The entrance, in contrast to that of the Performance Academy, is light and open, giving a warm welcome. Perhaps the most successful element is a sequence of spaces on the top floor leading to the studio and gym projecting over the car park. Full-height glazing here provides impressive views over the city, but also acts as an interesting landmark visible from the other side of the Tyne. Existing footfall onto the site is minimal and the need for a prominent destination building clearly visible from outside the campus is clear.

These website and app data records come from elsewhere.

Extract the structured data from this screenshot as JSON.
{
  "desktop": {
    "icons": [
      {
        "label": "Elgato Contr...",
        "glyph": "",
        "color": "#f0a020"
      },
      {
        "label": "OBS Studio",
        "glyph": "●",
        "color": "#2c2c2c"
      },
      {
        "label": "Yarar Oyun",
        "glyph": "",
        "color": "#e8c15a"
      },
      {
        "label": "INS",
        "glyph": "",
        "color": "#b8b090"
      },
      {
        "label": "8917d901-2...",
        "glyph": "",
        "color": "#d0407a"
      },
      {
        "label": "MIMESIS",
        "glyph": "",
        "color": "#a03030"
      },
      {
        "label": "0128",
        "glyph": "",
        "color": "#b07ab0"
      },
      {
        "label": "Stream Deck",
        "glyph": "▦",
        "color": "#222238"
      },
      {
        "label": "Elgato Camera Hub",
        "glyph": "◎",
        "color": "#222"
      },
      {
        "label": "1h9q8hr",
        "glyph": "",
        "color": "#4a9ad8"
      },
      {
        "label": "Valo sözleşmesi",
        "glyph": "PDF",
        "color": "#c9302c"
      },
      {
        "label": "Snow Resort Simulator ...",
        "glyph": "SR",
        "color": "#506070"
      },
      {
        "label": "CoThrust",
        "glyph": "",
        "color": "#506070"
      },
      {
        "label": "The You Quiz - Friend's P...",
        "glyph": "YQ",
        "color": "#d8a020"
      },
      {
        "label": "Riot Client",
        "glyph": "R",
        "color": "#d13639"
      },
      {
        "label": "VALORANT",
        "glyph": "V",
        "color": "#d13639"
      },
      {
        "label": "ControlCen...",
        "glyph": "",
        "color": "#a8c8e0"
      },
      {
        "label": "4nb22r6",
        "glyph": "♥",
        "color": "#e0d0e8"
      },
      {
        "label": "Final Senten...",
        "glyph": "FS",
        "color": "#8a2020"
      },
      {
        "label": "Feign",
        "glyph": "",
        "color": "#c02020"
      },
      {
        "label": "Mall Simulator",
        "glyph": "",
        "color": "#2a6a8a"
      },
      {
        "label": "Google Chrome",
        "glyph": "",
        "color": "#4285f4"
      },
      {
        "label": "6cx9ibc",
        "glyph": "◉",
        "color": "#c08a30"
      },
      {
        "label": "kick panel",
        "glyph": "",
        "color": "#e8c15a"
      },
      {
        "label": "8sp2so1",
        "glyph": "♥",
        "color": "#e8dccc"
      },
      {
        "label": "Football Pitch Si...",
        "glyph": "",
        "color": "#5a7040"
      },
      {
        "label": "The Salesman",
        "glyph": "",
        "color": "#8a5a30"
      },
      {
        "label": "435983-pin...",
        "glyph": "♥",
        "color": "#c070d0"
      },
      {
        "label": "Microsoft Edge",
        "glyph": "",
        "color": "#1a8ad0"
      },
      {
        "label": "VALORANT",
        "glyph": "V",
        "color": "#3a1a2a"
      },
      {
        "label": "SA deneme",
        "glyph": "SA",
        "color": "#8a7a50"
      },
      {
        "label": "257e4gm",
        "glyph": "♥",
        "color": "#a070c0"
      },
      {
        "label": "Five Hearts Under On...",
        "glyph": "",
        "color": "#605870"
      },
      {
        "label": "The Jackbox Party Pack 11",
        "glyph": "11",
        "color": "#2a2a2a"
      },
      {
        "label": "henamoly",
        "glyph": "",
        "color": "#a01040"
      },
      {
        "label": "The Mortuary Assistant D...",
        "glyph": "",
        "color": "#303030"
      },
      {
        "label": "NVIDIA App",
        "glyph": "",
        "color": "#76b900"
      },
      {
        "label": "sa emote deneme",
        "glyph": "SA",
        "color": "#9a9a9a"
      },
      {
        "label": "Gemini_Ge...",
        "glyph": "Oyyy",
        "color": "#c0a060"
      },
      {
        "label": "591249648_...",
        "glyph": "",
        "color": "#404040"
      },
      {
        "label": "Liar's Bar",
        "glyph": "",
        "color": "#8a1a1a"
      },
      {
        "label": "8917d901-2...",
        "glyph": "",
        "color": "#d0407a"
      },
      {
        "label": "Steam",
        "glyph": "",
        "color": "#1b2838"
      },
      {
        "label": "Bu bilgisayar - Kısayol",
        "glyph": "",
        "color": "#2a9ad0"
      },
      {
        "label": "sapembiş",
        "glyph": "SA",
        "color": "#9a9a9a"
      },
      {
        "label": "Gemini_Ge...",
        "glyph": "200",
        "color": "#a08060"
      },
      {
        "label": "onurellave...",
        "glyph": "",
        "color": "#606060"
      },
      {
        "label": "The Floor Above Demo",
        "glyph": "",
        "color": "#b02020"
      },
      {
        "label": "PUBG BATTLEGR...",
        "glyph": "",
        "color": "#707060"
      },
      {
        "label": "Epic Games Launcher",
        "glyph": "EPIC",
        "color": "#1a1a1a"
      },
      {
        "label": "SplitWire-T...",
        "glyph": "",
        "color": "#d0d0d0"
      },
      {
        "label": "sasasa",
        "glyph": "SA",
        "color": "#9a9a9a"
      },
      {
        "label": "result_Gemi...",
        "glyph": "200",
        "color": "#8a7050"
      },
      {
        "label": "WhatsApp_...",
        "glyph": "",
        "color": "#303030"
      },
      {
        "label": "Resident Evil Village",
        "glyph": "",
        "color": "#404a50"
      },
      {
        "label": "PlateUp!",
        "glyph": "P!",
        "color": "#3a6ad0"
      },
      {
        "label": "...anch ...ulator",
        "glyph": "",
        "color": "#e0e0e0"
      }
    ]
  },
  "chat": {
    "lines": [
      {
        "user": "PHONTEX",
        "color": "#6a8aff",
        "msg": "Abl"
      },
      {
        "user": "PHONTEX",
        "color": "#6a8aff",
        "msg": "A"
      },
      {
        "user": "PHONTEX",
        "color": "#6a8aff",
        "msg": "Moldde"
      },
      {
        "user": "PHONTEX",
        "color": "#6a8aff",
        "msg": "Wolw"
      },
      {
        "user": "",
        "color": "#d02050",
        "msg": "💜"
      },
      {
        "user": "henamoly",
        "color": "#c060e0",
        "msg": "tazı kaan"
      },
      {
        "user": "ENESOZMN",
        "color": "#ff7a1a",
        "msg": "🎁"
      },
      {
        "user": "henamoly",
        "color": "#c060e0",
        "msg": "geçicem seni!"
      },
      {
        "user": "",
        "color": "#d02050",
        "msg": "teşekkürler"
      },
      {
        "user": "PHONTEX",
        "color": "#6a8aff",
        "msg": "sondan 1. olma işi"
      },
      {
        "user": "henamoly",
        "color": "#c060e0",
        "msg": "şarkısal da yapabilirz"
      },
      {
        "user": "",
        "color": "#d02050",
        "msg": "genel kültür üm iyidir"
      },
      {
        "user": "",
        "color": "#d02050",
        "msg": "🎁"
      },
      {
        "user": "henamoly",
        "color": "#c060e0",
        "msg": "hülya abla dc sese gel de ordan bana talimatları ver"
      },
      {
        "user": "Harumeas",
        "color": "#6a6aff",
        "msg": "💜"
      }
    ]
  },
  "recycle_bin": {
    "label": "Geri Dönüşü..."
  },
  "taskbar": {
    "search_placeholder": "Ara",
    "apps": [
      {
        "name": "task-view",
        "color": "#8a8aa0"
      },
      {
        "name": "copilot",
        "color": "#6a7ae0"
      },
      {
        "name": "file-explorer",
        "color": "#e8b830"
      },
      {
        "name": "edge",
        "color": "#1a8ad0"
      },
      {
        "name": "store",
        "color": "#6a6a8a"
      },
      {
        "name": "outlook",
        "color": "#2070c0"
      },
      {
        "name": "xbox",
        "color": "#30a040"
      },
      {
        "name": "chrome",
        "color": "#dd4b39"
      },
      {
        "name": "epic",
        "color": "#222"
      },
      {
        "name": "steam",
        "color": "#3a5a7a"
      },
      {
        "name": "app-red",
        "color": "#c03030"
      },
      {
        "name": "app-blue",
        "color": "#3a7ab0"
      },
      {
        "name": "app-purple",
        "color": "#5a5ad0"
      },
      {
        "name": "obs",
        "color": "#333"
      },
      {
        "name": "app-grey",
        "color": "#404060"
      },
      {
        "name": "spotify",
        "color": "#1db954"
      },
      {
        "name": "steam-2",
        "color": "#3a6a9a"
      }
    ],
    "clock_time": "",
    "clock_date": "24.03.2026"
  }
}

Both major buildings read well together, working with a minimal palette and a bold attitude. If there is a problem with the campus overall it is the dominance of the car. Despite well-used cycle racks and small areas of green space, the overwhelming feel is of a surface car park. Newcastle College’s intention is that these new buildings will act as a catalyst to the regeneration of the surrounding area, aiding and influencing its future development. It is hoped that this change will allow a new campus entrance and regeneration of its public spaces.
So what of the RIBA Learning & Skills Council Award? We judges were impressed by the Performance Academy and the facilities it offered, but shared some concerns about lack of internal daylight and few expressions of joy. The feeling of claustrophobia was exacerbated by a decision not to place windows in the corridor at eye level. We looked across the sea of tarmac to the Lifestyle Academy and suggested it was a better building. Bookie’s favourite for next year’s award, then.
Roger Hawkins is a director of Hawkins Brown, a CABE enabler for arts and education and chair of the Higher Education Design Quality Forum.
Architect: RMJM; design team: Adrian Boot (project director), Phil Gray, Chris Jones (LA project architect), Roberto Rodriguez, Chris Walsh, Adrian Carter, Tamara Donellan (PA project architect), Brian Hipkin, Gordon Hood, Simon Richards, Graeme Sivell, Elaine Somerville, Paul Stallan, Matthew Johnson, Phillip White (Space project architect); civil and structural engineer: RMJM; qs: Todd Milburn Partnership (LA), Turner & Townsend (PA, Space); services engineer: RMJM; planning supervisor: RMJM; project manager: RMJM (LA, PA), Turner & Townsend (Space); landscape architect: RMJM; sport and exercise consultants; Technogym; main contractor: Sir Robert McAlpine; client: Newcastle College.
Selected subcontractors and suppliers:
Lifestyle Academy: upper floor structure: Cobiax bubbledeck slabs; roof decking: Kalzip; mansafe system: Eurosafe Latchway; external walls: Metsec SFS channel system; rainscreen: Marley Eternit New Pyrok cement fibre board, Natura and Pelicolor rainscreen cladding; third floor cladding: Ruukii panels and corrugated cladding sheets; soffits: Eurofox Engineering, plasterboard: British Gypsum Gyproc; carpet tiles: Tessera New Sheerpoint; linoleum: Armstrong DLW Colorette; PVC skirtings: Gradus; floor tiles: Ceramiche, Granitogres; wall tiles: H & R Johnson Tiles, Granitogroes, Bisazza Glass, Verdi Alpi; adhesives: kitchen wall finish: Altro Whiterock; acoustic ceiling: SAS; ceiling tiles: USG (UK); insulation: Kingspan; lifts: Kone; wet treatment area installer: Tru-Tec; spa: Swimmer Spas; automatic door system: Geze; handrails and balustrades: Foster, Laws & Company.
Performance Academy: curtain walling: JMW (Aluminum); metal cladding: Lakesmere; polycarbonate: Rooflight Systems. Space: curtain walling: JMW (Aluminium); polycarbonate cladding: Rooflight Systems; architectural metalwork: WD Close & Sons; bar: NJL Yorkline; glazing to ground floor: Reglit; curtain walling to ground floor: Schuco; fibre cement panels to pod: Eternit; insulated render: Sto; polycarbonate cladding: Prokulit; membrane roof: Sarnafil.
AT175/ February 07 p50.